33. Indie film gives everyone a shot at greatness. Even if you’re a first time director, producer, cinematographer, or screenwriter you have the unique opportunity to succeed (or fail) to get your work out there. There aren’t many jobs out there that will hire you just because you have a dream and want to see it realized. Indie film provides a platform for novices to cut their teeth.
34. Film in general has always been something that has brought people together. Independent film is no different with the exception that you can “discover” a good indie film. Sometimes it’s a little gem hiding in your local video rental store, or something a friend just says you have to see. But these cult hits are generally indie, and generally have a lot more staying power (like EVIL DEAD for instance) than a typical Hollywood release.
35. Being an indie filmmaker means having control over the end result of your film. Where a Hollywood film will have ten writers, several producers and co-producers, an executive producer thrown in for good measure, and a ratings board that determines what is right or wrong for an audience, independent filmmakers generally have the final say over their own movies. Occasionally they will be prodded to make a sacrifice on their film if it finds distribution, but aside from that the artistic vision is pure.
36. Filmmakers can choose whether or not to focus on creative or commercial aspects of their careers. You can either make art or make a product (or both). You can be an artist or an entrepreneur (or both), and be respected just as much for either decision. Where Hollywood sees only the bottom line, indie film sees beyond the box office.
37. Independent film will continue to succeed because indies have always been the true innovators. When one door was closed to an indie, they have always paved the way for others to work around the barriers and obstacles that the institutions and conglomerates have placed in front of them. When Edison consolidated all of the theaters, indie filmmakers went door to door with their films, and made other arrangements to get their movies seen.

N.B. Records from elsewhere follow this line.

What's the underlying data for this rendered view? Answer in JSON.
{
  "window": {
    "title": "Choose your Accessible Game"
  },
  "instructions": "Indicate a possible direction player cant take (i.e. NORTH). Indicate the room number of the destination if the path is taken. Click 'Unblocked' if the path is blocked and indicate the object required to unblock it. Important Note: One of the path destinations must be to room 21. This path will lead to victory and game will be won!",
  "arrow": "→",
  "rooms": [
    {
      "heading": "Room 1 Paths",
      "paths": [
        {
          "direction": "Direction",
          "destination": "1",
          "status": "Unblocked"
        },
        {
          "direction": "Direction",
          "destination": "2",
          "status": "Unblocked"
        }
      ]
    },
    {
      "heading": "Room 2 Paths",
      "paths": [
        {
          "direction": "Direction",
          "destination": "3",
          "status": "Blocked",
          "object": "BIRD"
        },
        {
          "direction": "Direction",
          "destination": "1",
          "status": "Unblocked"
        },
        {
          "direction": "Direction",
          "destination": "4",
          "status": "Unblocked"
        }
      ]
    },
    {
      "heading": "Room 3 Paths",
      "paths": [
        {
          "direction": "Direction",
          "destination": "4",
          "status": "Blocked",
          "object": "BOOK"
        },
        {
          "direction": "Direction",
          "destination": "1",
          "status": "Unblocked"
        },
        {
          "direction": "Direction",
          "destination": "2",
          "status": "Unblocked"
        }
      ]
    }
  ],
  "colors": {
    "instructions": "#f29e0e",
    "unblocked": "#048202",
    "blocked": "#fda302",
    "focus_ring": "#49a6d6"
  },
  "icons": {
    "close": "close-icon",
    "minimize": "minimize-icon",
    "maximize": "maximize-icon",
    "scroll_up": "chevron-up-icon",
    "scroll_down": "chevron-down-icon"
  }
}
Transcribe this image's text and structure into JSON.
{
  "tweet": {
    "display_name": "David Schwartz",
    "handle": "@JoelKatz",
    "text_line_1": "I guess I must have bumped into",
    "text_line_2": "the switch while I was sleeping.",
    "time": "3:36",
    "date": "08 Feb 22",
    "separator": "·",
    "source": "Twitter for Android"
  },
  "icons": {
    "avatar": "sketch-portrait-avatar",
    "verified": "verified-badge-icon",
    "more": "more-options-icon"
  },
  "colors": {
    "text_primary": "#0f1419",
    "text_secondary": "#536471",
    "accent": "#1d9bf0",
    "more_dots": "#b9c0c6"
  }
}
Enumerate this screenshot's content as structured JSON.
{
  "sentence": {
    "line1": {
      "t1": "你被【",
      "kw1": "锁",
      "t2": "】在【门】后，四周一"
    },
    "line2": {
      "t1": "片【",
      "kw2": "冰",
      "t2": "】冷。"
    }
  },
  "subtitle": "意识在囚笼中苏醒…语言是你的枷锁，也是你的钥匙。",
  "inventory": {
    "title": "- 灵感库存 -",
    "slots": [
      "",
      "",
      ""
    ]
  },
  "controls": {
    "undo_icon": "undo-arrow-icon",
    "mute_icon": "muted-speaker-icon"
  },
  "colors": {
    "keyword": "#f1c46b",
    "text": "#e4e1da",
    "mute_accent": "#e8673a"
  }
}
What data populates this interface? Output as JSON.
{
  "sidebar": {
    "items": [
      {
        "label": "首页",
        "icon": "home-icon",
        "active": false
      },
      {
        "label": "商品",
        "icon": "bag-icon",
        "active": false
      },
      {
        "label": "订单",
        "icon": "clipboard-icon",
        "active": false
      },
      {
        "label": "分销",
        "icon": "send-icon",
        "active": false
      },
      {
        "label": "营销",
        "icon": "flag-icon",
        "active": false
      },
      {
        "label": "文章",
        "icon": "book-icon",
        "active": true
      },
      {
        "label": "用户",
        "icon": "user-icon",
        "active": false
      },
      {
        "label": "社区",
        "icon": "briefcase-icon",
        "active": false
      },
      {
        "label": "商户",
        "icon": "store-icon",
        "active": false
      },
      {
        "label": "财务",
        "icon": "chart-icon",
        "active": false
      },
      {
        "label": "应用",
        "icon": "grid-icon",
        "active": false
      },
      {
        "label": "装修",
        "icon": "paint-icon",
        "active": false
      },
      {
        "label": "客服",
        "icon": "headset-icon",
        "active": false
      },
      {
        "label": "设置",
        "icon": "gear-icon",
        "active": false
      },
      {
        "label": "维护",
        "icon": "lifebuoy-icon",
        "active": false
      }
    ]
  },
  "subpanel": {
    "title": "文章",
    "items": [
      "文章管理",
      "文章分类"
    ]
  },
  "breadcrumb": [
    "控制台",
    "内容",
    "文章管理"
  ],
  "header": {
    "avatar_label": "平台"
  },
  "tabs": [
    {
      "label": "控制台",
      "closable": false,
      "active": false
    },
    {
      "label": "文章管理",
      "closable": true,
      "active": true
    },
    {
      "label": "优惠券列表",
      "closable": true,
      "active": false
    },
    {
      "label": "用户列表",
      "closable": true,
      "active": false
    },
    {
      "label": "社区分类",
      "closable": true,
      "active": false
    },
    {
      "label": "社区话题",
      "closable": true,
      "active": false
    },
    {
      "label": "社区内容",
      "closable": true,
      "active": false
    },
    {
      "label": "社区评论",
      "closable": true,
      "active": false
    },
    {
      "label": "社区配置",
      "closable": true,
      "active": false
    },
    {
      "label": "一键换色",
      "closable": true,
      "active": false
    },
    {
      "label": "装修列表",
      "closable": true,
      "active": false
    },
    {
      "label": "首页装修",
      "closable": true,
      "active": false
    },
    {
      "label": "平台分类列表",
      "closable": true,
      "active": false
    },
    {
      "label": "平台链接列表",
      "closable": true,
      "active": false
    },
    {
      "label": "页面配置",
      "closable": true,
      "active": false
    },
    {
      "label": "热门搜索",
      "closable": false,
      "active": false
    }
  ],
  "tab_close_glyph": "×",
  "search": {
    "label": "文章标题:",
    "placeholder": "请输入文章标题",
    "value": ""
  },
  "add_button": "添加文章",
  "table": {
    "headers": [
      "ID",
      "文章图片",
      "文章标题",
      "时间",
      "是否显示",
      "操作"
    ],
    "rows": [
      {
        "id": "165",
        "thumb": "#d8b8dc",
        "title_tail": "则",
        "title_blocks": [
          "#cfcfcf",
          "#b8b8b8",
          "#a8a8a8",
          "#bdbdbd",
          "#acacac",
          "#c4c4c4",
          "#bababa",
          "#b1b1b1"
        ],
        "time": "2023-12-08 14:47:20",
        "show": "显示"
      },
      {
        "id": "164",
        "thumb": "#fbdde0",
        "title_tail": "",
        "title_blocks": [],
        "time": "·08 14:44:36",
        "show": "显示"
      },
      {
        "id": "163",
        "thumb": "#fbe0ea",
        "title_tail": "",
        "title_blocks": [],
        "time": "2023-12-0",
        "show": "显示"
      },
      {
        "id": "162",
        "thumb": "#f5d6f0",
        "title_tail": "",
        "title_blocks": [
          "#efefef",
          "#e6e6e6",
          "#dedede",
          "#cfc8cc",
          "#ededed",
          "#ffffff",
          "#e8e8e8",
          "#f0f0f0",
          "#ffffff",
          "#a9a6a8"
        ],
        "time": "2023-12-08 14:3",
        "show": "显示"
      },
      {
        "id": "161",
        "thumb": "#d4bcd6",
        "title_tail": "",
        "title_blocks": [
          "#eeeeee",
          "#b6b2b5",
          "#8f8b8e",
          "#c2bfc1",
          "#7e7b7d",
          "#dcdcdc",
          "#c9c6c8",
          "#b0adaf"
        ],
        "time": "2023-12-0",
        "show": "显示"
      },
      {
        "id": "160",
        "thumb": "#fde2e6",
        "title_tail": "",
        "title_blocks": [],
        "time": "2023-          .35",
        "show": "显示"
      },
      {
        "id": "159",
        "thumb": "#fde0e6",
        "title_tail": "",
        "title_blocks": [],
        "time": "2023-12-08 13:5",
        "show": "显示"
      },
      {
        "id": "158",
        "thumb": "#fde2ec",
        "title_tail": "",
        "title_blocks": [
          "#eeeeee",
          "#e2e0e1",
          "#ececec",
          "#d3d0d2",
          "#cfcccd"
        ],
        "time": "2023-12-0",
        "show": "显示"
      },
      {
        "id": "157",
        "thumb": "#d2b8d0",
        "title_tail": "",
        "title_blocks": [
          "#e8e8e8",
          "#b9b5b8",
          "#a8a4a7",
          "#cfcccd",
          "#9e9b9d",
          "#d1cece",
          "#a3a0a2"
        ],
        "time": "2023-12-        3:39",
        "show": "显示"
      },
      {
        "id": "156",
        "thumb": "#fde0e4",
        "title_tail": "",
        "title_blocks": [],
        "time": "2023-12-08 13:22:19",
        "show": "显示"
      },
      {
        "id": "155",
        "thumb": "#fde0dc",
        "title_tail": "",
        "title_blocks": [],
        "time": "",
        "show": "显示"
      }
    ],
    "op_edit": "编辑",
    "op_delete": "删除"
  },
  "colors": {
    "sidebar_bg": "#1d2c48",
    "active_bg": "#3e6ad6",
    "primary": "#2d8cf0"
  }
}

This list is not meant to give filmmakers a pass, or somehow tell them that they can sit on their festival laurels. In fact there has not been a more pressing time in the last twenty years of indie history for filmmakers to get out there and hustle for their art, and for their careers. The truth is that there are many roads left unpaved, and it is going to be up to the indie community to pave them. The current generation of respected filmmakers won’t be around forever, and you are the new auteurs. You have to understand both the art and business of making films if you have any intention of being in the film INDUSTRY. We all have a long way to go, and we’ll get there, but we all have to take the first step into that larger world.